▶ [Recorded data]:
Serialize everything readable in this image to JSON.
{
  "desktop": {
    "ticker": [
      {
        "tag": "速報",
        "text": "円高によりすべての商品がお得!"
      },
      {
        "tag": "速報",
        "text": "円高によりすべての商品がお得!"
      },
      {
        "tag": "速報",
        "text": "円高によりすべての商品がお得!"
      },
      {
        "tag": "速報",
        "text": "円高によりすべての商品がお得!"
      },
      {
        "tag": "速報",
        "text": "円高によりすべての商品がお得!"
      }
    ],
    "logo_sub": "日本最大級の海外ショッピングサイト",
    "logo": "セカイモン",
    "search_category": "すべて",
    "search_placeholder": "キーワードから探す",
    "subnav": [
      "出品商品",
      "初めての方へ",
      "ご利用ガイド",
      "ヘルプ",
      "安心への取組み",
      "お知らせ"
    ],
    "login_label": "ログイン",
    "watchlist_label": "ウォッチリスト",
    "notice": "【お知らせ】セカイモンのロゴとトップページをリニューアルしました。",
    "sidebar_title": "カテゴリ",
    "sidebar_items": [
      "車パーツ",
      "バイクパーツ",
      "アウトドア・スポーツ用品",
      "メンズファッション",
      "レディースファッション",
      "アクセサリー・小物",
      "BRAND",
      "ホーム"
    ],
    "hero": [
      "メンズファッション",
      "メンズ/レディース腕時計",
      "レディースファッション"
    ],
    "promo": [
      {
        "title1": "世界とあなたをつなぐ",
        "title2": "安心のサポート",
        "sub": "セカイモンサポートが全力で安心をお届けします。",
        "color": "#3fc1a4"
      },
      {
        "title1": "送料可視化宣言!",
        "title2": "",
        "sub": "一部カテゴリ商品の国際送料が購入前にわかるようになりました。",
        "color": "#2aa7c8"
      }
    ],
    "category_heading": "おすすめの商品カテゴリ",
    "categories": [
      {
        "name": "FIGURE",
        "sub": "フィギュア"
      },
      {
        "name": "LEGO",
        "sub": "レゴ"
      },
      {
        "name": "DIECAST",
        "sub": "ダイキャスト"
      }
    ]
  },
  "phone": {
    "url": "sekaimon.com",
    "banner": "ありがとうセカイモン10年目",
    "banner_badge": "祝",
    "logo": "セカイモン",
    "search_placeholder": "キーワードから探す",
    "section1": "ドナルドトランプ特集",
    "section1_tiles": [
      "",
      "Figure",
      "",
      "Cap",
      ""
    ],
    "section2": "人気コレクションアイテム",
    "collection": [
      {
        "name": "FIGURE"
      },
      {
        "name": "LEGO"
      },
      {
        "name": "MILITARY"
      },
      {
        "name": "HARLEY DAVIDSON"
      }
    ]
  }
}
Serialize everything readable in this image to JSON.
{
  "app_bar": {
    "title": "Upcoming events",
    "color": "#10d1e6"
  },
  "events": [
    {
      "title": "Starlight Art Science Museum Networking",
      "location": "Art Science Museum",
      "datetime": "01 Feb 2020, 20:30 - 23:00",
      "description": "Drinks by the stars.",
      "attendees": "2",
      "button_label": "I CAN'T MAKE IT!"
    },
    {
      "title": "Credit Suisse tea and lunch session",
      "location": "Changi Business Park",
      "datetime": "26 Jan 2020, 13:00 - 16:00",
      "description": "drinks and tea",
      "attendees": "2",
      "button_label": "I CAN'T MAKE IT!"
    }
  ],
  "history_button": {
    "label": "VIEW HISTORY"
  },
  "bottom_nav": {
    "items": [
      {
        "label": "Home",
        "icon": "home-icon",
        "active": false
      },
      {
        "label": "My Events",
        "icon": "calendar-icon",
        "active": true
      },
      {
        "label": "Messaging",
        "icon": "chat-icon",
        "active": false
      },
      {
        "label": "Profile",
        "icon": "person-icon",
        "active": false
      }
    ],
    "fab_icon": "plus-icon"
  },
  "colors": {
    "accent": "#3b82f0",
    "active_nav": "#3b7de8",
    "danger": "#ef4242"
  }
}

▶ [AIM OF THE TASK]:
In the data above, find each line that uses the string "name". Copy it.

▶ [WRITTEN ANSWER]:
        "name": "FIGURE",
        "name": "LEGO",
        "name": "DIECAST",
        "name": "FIGURE"
        "name": "LEGO"
        "name": "MILITARY"
        "name": "HARLEY DAVIDSON"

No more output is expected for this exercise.